▶ _Task details_
What is the count of lines in the data that hold the string "screenshot"? State the number alone.

(Beginning of Records supplied)

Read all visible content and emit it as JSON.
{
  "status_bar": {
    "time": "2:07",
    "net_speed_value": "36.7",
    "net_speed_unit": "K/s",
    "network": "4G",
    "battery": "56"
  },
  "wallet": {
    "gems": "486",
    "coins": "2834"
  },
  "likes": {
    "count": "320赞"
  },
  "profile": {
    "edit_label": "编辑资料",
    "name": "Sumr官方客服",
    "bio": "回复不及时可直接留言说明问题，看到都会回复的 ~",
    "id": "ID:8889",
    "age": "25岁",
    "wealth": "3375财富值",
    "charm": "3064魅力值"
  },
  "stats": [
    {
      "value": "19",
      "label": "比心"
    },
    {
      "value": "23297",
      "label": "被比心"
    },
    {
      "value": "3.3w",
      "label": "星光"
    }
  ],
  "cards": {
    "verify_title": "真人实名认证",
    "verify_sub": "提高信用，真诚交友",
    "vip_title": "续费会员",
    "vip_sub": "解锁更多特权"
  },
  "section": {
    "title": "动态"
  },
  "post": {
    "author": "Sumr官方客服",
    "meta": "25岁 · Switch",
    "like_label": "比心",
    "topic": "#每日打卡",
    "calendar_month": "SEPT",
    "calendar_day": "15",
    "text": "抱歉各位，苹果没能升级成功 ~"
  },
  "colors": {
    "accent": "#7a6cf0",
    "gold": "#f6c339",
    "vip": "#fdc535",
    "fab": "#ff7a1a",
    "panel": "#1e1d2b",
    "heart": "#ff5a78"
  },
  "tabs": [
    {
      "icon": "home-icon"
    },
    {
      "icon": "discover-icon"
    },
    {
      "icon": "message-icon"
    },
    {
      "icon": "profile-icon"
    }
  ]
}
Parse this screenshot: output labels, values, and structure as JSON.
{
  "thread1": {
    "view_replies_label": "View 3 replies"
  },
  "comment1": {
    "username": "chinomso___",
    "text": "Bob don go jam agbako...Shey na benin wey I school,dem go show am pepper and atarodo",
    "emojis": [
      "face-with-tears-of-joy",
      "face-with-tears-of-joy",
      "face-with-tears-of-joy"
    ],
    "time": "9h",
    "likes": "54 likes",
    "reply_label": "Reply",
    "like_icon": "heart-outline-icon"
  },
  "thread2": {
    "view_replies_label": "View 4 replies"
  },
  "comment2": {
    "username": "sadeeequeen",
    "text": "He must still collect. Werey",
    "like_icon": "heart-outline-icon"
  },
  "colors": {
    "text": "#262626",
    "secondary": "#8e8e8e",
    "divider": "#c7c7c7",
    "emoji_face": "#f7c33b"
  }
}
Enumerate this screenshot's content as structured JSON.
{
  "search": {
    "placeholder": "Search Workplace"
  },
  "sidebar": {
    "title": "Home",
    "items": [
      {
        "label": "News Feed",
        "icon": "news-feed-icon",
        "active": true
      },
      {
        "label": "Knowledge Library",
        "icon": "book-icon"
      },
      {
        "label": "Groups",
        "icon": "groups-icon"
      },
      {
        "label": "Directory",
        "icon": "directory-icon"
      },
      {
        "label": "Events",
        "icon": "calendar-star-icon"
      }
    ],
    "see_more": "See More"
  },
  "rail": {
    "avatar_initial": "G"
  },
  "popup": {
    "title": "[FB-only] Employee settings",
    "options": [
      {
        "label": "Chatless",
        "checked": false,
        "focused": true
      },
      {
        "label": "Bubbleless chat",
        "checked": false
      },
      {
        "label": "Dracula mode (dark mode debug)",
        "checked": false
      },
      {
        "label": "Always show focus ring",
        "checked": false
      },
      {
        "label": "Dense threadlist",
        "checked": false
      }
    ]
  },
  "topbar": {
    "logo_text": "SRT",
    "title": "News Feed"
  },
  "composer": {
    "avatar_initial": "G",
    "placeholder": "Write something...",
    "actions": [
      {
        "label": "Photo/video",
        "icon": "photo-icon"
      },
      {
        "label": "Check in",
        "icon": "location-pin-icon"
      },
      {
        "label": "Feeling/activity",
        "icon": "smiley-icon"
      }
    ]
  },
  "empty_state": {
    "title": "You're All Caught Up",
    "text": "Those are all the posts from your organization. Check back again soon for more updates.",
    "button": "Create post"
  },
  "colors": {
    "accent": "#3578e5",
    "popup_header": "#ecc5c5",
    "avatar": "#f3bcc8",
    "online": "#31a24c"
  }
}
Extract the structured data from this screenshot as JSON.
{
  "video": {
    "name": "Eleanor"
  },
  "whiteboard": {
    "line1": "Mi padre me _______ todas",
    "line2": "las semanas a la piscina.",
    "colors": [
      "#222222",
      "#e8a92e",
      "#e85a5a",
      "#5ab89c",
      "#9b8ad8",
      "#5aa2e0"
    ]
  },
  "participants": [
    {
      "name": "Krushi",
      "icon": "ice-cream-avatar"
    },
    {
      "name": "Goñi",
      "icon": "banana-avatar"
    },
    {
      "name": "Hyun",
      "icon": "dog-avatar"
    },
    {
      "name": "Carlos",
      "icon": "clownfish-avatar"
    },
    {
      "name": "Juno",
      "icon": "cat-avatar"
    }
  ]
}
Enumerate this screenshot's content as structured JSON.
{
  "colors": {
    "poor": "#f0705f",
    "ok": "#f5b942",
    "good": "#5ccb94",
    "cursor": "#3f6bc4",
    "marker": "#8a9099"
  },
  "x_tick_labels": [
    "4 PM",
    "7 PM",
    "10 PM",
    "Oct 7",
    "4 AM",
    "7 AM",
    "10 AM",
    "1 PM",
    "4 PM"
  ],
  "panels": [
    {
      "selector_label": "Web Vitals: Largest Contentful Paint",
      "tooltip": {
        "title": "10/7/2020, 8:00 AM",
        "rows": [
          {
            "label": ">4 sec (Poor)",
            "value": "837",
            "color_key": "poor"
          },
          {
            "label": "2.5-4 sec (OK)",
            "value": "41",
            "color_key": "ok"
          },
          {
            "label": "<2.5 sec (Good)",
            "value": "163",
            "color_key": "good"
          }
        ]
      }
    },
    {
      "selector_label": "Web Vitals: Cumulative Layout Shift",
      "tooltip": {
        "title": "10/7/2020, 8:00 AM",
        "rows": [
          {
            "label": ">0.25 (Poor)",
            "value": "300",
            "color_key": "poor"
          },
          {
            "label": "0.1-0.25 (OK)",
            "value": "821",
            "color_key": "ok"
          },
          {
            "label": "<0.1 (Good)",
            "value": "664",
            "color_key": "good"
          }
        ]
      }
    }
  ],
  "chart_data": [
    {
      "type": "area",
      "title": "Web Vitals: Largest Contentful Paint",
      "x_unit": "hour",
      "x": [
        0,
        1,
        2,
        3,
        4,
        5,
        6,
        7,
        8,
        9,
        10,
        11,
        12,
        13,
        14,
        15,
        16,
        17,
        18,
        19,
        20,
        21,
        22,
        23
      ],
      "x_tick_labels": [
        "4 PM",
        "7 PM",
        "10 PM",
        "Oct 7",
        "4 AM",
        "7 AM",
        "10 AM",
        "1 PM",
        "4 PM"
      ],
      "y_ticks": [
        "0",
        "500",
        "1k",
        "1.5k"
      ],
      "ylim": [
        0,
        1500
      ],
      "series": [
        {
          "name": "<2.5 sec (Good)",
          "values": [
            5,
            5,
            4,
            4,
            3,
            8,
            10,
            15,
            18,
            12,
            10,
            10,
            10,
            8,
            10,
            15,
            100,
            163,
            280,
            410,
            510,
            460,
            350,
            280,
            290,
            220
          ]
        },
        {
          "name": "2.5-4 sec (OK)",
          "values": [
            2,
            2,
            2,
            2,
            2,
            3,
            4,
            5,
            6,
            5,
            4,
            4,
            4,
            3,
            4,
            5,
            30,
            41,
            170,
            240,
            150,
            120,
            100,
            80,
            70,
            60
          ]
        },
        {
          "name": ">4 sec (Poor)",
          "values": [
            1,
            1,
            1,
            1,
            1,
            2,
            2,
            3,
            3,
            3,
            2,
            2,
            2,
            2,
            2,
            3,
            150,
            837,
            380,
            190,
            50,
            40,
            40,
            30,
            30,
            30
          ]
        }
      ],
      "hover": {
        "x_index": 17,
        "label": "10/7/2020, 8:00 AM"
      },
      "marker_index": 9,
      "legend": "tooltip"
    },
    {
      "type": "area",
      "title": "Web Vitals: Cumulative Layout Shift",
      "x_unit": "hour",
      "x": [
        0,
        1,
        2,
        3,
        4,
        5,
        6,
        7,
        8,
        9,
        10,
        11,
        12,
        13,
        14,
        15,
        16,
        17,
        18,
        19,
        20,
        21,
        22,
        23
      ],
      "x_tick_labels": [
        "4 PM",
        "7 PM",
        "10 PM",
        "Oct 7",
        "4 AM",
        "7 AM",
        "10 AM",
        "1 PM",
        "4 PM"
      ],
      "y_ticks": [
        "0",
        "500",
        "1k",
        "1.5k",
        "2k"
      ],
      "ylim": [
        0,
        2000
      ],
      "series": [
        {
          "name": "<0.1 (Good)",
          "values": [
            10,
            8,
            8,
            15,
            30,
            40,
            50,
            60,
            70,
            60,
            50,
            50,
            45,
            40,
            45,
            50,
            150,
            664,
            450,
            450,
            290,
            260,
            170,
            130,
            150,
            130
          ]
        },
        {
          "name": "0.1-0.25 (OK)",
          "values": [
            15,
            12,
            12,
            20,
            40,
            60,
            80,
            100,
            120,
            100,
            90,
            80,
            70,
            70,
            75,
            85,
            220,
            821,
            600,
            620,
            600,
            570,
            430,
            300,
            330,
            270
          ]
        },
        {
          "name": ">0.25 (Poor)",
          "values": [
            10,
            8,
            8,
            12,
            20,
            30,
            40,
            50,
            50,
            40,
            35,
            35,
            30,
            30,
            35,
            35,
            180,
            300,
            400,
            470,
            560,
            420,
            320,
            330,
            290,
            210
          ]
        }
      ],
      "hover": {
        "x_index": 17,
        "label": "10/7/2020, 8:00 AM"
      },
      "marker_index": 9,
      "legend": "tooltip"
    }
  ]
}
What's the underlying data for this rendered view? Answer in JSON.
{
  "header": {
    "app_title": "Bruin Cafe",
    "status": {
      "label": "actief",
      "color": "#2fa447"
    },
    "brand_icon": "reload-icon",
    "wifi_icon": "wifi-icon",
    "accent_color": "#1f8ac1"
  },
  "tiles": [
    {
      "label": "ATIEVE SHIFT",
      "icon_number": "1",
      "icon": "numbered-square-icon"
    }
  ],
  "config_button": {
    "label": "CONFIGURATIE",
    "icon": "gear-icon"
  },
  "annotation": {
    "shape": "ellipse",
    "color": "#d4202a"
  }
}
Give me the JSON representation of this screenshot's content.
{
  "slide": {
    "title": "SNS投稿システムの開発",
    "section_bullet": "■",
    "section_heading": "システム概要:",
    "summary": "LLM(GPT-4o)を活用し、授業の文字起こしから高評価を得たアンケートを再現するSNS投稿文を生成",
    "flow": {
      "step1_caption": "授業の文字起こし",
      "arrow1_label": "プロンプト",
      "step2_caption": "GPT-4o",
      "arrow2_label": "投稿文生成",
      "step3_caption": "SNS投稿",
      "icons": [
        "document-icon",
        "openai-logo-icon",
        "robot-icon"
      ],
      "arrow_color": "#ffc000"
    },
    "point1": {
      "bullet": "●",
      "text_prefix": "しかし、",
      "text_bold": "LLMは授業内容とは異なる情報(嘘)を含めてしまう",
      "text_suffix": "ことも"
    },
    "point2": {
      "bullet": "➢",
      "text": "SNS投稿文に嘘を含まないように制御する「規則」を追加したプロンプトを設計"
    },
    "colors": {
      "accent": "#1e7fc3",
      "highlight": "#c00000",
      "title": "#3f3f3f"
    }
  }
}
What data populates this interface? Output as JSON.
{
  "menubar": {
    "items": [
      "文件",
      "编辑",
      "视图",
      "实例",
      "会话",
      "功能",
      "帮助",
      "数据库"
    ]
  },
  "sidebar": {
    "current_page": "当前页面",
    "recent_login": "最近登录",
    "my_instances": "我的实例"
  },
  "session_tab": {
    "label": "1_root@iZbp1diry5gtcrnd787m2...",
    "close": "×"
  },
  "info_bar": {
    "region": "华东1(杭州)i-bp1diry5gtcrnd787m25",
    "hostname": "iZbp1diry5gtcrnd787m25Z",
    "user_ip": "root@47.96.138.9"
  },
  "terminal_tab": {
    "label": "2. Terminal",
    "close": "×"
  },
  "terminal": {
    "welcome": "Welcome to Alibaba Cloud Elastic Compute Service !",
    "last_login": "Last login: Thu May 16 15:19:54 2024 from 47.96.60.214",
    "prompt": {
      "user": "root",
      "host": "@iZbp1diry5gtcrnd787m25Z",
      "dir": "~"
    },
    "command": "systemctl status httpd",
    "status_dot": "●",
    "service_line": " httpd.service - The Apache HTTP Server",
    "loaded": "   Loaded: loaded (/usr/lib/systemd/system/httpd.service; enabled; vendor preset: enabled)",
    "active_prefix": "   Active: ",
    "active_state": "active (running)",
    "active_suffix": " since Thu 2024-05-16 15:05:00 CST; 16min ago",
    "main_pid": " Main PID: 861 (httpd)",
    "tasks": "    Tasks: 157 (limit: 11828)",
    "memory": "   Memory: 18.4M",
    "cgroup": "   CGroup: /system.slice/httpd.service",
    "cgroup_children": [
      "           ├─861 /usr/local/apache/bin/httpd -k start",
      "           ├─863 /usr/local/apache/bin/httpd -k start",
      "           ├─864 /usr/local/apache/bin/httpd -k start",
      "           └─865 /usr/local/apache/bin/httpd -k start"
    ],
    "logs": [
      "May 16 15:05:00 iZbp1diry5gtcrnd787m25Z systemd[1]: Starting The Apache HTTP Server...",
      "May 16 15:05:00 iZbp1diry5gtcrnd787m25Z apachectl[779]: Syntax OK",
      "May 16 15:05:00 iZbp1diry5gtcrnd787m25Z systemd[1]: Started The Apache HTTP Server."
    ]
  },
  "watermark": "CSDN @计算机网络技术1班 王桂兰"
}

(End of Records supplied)

▶ _Task solution_
5